In addition to property, income, and hotel taxes, the casino would pay a tax of 25% on all gambling revenue (not profits) that, supporters estimate, would generate some $150 million a year for schools and local governments statewide.
Sponsors of the measure had sought to also place on the ballot a constitutional amendment that would make it absolutely crystal-clear that the casino authorization, regulatory system, and tax structure was exempt from the constitional prohibition on casinos. The sponsors fell short of the required signatures for that measure.
However, Measure 75 proponents have now argued that the constitutional amendment is unnecessary - and they have a legal opinion from Greg Chaimov on that score. Chaimov, you see, spent years as the top lawyer for the legislature.

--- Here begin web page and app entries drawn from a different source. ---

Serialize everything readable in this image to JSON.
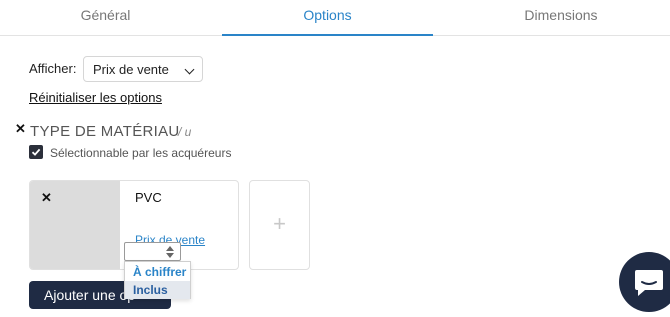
{
  "tabs": [
    {
      "label": "Général",
      "active": false
    },
    {
      "label": "Options",
      "active": true
    },
    {
      "label": "Dimensions",
      "active": false
    }
  ],
  "display": {
    "label": "Afficher:",
    "selected": "Prix de vente"
  },
  "reset_link": "Réinitialiser les options",
  "section": {
    "title": "TYPE DE MATÉRIAU",
    "unit": "/ u",
    "checkbox_label": "Sélectionnable par les acquéreurs",
    "checkbox_checked": true
  },
  "option_card": {
    "name": "PVC",
    "price_link": "Prix de vente"
  },
  "add_card_symbol": "+",
  "price_dropdown": {
    "options": [
      "À chiffrer",
      "Inclus"
    ],
    "highlighted": "Inclus"
  },
  "add_option_button": "Ajouter une op",
  "icons": {
    "remove": "close-icon",
    "checkbox": "checkmark-icon",
    "add": "plus-icon",
    "chat": "chat-bubble-icon"
  },
  "colors": {
    "accent": "#2a84c8",
    "dark": "#1f2b44",
    "placeholder_image": "#dcdcdc"
  }
}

Here's Chaimov's argument:
At issue is Article XV, section 4(12) of the Oregon Constitution that was added when the voters authorized the Oregon Lottery and Tribal Casinos: “The Legislative Assembly has no power to authorize, and shall prohibit, casinos from operation in the State of Oregon.”
Greg Chaimov, attorney at Davis, Wright, Tremaine and former chief counsel to the Oregon Legislature, said, “the prohibition authorizing casinos and the requirement to ban casinos applies to the Legislative Assembly, not to the people.” Chaimov continues, “Ballot Measure 75 will become law if the people vote in favor on November 2.”
Of course, for the project to move forward, they'll need to win on Measure 75 -- and on a companion local measure in Wood Village. (If the local folks don't support it, Measure 75 will be moot.)
On Thursday, they'll kick off the statewide "Good for Oregon" campaign in Wood Village by releasing artist's renderings of what the casino complex will look like.
“Voters deserve to know this entertainment complex is much more than just a casino; it will be a fun destination for Oregonians and tourists alike,” said [campaign strategist Roger] Gray. “With the community’s input, seventy percent of the entertainment complex will provide non-gaming amenities including a movie theater complex, a large hall for concerts and conventions, a resort hotel, bowling lanes, and indoor and outdoor water parks.
Willamette Week has the rest of the sponsors' press release. There's more at the Portland Tribune, the Daily Journal of Commerce, the Oregonian, the Portland Business Journal, OPB, the Statesman-Journal, Jeff Lehman's blog, and David Steves's blog.